(Interface dataset entries)
Content starts

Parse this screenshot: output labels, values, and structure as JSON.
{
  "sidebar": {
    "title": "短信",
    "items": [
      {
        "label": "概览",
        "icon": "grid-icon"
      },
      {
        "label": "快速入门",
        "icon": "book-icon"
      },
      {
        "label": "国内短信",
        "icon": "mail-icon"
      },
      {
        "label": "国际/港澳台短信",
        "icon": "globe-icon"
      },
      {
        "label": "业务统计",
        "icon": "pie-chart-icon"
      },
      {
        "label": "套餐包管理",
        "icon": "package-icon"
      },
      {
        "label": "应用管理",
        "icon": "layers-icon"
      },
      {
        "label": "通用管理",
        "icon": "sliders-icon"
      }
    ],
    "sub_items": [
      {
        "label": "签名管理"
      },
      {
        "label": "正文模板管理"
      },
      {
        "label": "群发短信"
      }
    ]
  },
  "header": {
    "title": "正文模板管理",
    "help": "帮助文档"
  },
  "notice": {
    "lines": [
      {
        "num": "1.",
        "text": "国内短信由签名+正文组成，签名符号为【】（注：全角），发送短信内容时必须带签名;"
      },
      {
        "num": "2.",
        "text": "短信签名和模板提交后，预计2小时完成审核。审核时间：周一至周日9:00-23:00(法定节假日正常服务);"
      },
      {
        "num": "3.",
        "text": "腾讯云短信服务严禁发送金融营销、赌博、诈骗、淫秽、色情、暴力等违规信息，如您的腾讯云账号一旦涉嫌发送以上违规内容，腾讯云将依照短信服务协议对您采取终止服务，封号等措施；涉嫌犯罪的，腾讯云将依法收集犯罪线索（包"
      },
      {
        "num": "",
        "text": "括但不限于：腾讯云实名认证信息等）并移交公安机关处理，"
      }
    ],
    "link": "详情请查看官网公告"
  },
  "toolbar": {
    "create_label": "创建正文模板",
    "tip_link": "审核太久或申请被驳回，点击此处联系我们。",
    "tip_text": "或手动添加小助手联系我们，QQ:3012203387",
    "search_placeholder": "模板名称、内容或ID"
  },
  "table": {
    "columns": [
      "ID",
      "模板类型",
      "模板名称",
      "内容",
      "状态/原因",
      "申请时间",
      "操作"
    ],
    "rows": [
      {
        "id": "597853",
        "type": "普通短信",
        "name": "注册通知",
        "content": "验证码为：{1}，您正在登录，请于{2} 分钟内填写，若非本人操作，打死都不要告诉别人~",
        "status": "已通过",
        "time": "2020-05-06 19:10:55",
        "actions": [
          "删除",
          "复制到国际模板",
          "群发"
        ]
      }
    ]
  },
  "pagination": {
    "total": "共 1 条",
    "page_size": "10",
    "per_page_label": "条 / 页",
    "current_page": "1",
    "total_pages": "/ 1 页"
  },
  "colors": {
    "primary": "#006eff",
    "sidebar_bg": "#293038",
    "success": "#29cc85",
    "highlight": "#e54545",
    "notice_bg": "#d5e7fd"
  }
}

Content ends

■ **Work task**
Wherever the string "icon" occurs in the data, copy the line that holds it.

■ **Exercise output**
        "icon": "grid-icon"
        "icon": "book-icon"
        "icon": "mail-icon"
        "icon": "globe-icon"
        "icon": "pie-chart-icon"
        "icon": "package-icon"
        "icon": "layers-icon"
        "icon": "sliders-icon"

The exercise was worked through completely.